◆ RECORDED DATA
== Segment start ==

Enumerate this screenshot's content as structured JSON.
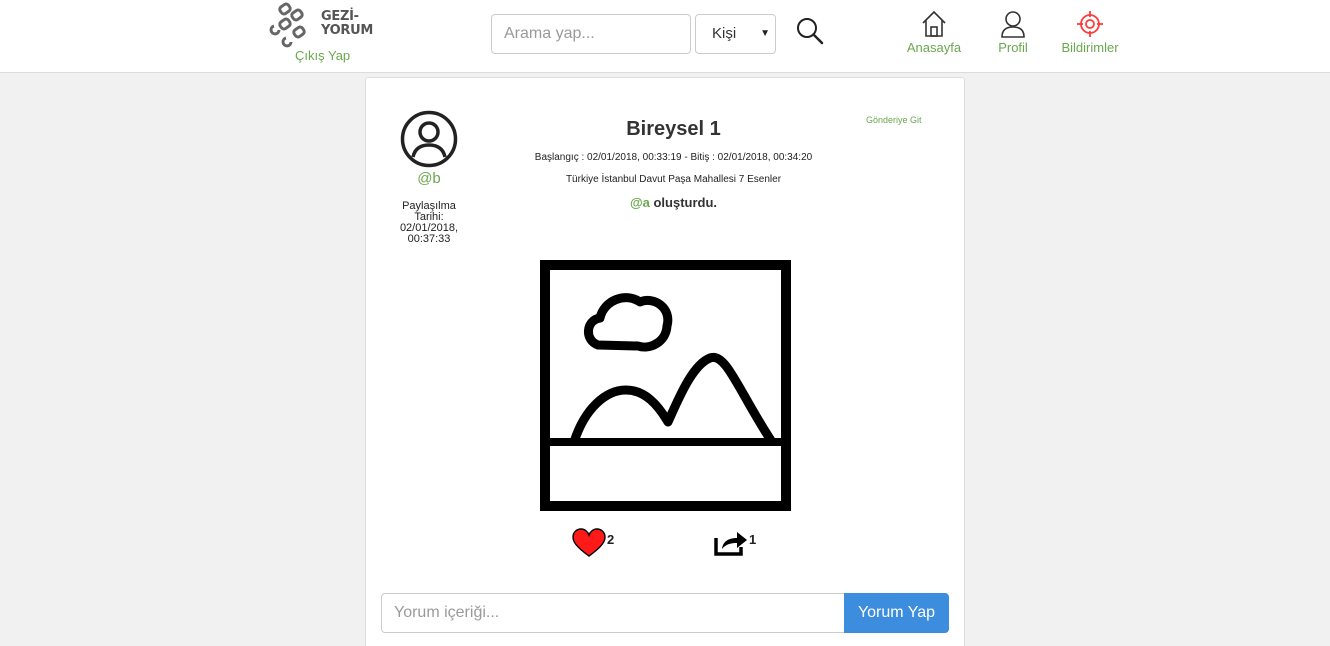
{
  "header": {
    "logo_line1": "GEZİ-",
    "logo_line2": "YORUM",
    "logout_label": "Çıkış Yap",
    "search_placeholder": "Arama yap...",
    "search_type_selected": "Kişi",
    "nav": {
      "home_label": "Anasayfa",
      "profile_label": "Profil",
      "notifications_label": "Bildirimler"
    },
    "icons": {
      "search": "search-icon",
      "home": "home-icon",
      "profile": "user-icon",
      "notifications": "crosshair-icon"
    }
  },
  "post": {
    "author_handle": "@b",
    "share_date_label": "Paylaşılma Tarihi:",
    "share_date_value": "02/01/2018, 00:37:33",
    "title": "Bireysel 1",
    "dates_text": "Başlangıç : 02/01/2018, 00:33:19 - Bitiş : 02/01/2018, 00:34:20",
    "location": "Türkiye İstanbul Davut Paşa Mahallesi 7 Esenler",
    "creator_mention": "@a",
    "creator_suffix": " oluşturdu.",
    "go_to_post_label": "Gönderiye Git",
    "like_count": "2",
    "share_count": "1",
    "icons": {
      "avatar": "user-circle-icon",
      "image": "image-placeholder-icon",
      "like": "heart-icon",
      "share": "share-icon"
    }
  },
  "comment": {
    "placeholder": "Yorum içeriği...",
    "submit_label": "Yorum Yap"
  },
  "colors": {
    "accent_green": "#6aa84f",
    "button_blue": "#3c8dde",
    "heart_red": "#ff1a1a",
    "notification_red": "#ff3b3b"
  }
}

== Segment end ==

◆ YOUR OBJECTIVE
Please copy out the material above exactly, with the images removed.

◆ ANSWER TO THE PROBLEM
Enumerate this screenshot's content as structured JSON.
{
  "header": {
    "logo_line1": "GEZİ-",
    "logo_line2": "YORUM",
    "logout_label": "Çıkış Yap",
    "search_placeholder": "Arama yap...",
    "search_type_selected": "Kişi",
    "nav": {
      "home_label": "Anasayfa",
      "profile_label": "Profil",
      "notifications_label": "Bildirimler"
    },
    "icons": {
      "search": "search-icon",
      "home": "home-icon",
      "profile": "user-icon",
      "notifications": "crosshair-icon"
    }
  },
  "post": {
    "author_handle": "@b",
    "share_date_label": "Paylaşılma Tarihi:",
    "share_date_value": "02/01/2018, 00:37:33",
    "title": "Bireysel 1",
    "dates_text": "Başlangıç : 02/01/2018, 00:33:19 - Bitiş : 02/01/2018, 00:34:20",
    "location": "Türkiye İstanbul Davut Paşa Mahallesi 7 Esenler",
    "creator_mention": "@a",
    "creator_suffix": " oluşturdu.",
    "go_to_post_label": "Gönderiye Git",
    "like_count": "2",
    "share_count": "1",
    "icons": {
      "avatar": "user-circle-icon",
      "image": "image-placeholder-icon",
      "like": "heart-icon",
      "share": "share-icon"
    }
  },
  "comment": {
    "placeholder": "Yorum içeriği...",
    "submit_label": "Yorum Yap"
  },
  "colors": {
    "accent_green": "#6aa84f",
    "button_blue": "#3c8dde",
    "heart_red": "#ff1a1a",
    "notification_red": "#ff3b3b"
  }
}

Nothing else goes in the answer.